▸ **YOUR TASK**: A word-for-word repetition of all the entries is needed.

▸ **MATERIAL FOR THE TASK**:
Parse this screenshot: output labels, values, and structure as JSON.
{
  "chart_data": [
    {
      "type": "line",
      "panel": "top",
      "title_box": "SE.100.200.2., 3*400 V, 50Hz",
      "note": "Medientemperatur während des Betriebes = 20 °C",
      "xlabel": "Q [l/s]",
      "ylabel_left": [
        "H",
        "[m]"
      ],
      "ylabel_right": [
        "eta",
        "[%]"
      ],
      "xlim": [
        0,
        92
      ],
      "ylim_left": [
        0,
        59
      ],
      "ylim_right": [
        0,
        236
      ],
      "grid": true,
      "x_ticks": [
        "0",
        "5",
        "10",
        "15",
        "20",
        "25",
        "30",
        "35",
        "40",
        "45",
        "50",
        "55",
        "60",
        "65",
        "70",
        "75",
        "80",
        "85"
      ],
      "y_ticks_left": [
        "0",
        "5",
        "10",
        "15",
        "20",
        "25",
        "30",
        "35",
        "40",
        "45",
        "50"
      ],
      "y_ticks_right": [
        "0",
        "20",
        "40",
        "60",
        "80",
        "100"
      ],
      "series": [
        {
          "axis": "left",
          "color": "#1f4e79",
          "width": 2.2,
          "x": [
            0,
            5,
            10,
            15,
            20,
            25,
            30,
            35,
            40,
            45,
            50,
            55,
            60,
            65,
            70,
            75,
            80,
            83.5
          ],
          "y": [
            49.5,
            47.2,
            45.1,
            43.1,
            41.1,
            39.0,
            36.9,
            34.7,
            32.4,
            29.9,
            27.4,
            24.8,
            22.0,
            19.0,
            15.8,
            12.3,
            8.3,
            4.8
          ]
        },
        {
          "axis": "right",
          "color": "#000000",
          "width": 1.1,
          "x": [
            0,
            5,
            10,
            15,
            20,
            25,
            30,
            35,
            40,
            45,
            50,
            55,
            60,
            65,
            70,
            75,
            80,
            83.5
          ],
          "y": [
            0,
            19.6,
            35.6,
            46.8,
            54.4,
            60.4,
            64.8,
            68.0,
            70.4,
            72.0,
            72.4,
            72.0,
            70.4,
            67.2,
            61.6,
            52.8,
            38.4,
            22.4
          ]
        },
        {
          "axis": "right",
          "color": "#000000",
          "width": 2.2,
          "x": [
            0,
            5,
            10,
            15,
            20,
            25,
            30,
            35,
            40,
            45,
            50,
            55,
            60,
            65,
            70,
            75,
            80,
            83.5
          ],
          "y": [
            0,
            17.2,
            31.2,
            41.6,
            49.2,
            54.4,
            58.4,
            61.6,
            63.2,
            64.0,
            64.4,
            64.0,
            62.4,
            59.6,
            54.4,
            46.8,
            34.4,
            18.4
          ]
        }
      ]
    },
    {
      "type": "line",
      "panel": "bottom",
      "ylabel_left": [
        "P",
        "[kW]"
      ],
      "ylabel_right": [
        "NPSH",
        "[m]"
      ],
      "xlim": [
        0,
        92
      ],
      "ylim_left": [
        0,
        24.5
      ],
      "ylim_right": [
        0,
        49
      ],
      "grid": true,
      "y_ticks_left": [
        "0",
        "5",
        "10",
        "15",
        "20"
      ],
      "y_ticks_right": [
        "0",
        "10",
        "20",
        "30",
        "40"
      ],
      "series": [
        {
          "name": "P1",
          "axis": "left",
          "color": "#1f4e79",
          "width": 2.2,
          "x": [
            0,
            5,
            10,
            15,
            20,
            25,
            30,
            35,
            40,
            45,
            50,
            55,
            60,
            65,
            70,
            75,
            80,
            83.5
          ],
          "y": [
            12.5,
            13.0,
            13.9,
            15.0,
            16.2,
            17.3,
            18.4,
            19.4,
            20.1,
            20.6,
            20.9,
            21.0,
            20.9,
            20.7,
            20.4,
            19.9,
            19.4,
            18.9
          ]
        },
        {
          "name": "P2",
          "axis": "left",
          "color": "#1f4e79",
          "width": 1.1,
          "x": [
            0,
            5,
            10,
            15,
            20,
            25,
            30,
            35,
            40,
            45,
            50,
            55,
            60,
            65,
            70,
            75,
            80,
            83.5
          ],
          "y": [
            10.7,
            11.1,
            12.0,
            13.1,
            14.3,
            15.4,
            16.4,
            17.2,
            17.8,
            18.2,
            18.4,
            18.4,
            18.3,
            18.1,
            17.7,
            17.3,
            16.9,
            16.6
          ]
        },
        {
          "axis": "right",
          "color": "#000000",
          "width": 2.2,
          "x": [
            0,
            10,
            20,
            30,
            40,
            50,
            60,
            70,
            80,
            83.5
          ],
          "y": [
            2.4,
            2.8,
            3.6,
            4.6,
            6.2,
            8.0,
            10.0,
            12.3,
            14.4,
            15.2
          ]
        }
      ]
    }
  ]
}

▸ **ANSWER SECTION**:
Parse this screenshot: output labels, values, and structure as JSON.
{
  "chart_data": [
    {
      "type": "line",
      "panel": "top",
      "title_box": "SE.100.200.2., 3*400 V, 50Hz",
      "note": "Medientemperatur während des Betriebes = 20 °C",
      "xlabel": "Q [l/s]",
      "ylabel_left": [
        "H",
        "[m]"
      ],
      "ylabel_right": [
        "eta",
        "[%]"
      ],
      "xlim": [
        0,
        92
      ],
      "ylim_left": [
        0,
        59
      ],
      "ylim_right": [
        0,
        236
      ],
      "grid": true,
      "x_ticks": [
        "0",
        "5",
        "10",
        "15",
        "20",
        "25",
        "30",
        "35",
        "40",
        "45",
        "50",
        "55",
        "60",
        "65",
        "70",
        "75",
        "80",
        "85"
      ],
      "y_ticks_left": [
        "0",
        "5",
        "10",
        "15",
        "20",
        "25",
        "30",
        "35",
        "40",
        "45",
        "50"
      ],
      "y_ticks_right": [
        "0",
        "20",
        "40",
        "60",
        "80",
        "100"
      ],
      "series": [
        {
          "axis": "left",
          "color": "#1f4e79",
          "width": 2.2,
          "x": [
            0,
            5,
            10,
            15,
            20,
            25,
            30,
            35,
            40,
            45,
            50,
            55,
            60,
            65,
            70,
            75,
            80,
            83.5
          ],
          "y": [
            49.5,
            47.2,
            45.1,
            43.1,
            41.1,
            39.0,
            36.9,
            34.7,
            32.4,
            29.9,
            27.4,
            24.8,
            22.0,
            19.0,
            15.8,
            12.3,
            8.3,
            4.8
          ]
        },
        {
          "axis": "right",
          "color": "#000000",
          "width": 1.1,
          "x": [
            0,
            5,
            10,
            15,
            20,
            25,
            30,
            35,
            40,
            45,
            50,
            55,
            60,
            65,
            70,
            75,
            80,
            83.5
          ],
          "y": [
            0,
            19.6,
            35.6,
            46.8,
            54.4,
            60.4,
            64.8,
            68.0,
            70.4,
            72.0,
            72.4,
            72.0,
            70.4,
            67.2,
            61.6,
            52.8,
            38.4,
            22.4
          ]
        },
        {
          "axis": "right",
          "color": "#000000",
          "width": 2.2,
          "x": [
            0,
            5,
            10,
            15,
            20,
            25,
            30,
            35,
            40,
            45,
            50,
            55,
            60,
            65,
            70,
            75,
            80,
            83.5
          ],
          "y": [
            0,
            17.2,
            31.2,
            41.6,
            49.2,
            54.4,
            58.4,
            61.6,
            63.2,
            64.0,
            64.4,
            64.0,
            62.4,
            59.6,
            54.4,
            46.8,
            34.4,
            18.4
          ]
        }
      ]
    },
    {
      "type": "line",
      "panel": "bottom",
      "ylabel_left": [
        "P",
        "[kW]"
      ],
      "ylabel_right": [
        "NPSH",
        "[m]"
      ],
      "xlim": [
        0,
        92
      ],
      "ylim_left": [
        0,
        24.5
      ],
      "ylim_right": [
        0,
        49
      ],
      "grid": true,
      "y_ticks_left": [
        "0",
        "5",
        "10",
        "15",
        "20"
      ],
      "y_ticks_right": [
        "0",
        "10",
        "20",
        "30",
        "40"
      ],
      "series": [
        {
          "name": "P1",
          "axis": "left",
          "color": "#1f4e79",
          "width": 2.2,
          "x": [
            0,
            5,
            10,
            15,
            20,
            25,
            30,
            35,
            40,
            45,
            50,
            55,
            60,
            65,
            70,
            75,
            80,
            83.5
          ],
          "y": [
            12.5,
            13.0,
            13.9,
            15.0,
            16.2,
            17.3,
            18.4,
            19.4,
            20.1,
            20.6,
            20.9,
            21.0,
            20.9,
            20.7,
            20.4,
            19.9,
            19.4,
            18.9
          ]
        },
        {
          "name": "P2",
          "axis": "left",
          "color": "#1f4e79",
          "width": 1.1,
          "x": [
            0,
            5,
            10,
            15,
            20,
            25,
            30,
            35,
            40,
            45,
            50,
            55,
            60,
            65,
            70,
            75,
            80,
            83.5
          ],
          "y": [
            10.7,
            11.1,
            12.0,
            13.1,
            14.3,
            15.4,
            16.4,
            17.2,
            17.8,
            18.2,
            18.4,
            18.4,
            18.3,
            18.1,
            17.7,
            17.3,
            16.9,
            16.6
          ]
        },
        {
          "axis": "right",
          "color": "#000000",
          "width": 2.2,
          "x": [
            0,
            10,
            20,
            30,
            40,
            50,
            60,
            70,
            80,
            83.5
          ],
          "y": [
            2.4,
            2.8,
            3.6,
            4.6,
            6.2,
            8.0,
            10.0,
            12.3,
            14.4,
            15.2
          ]
        }
      ]
    }
  ]
}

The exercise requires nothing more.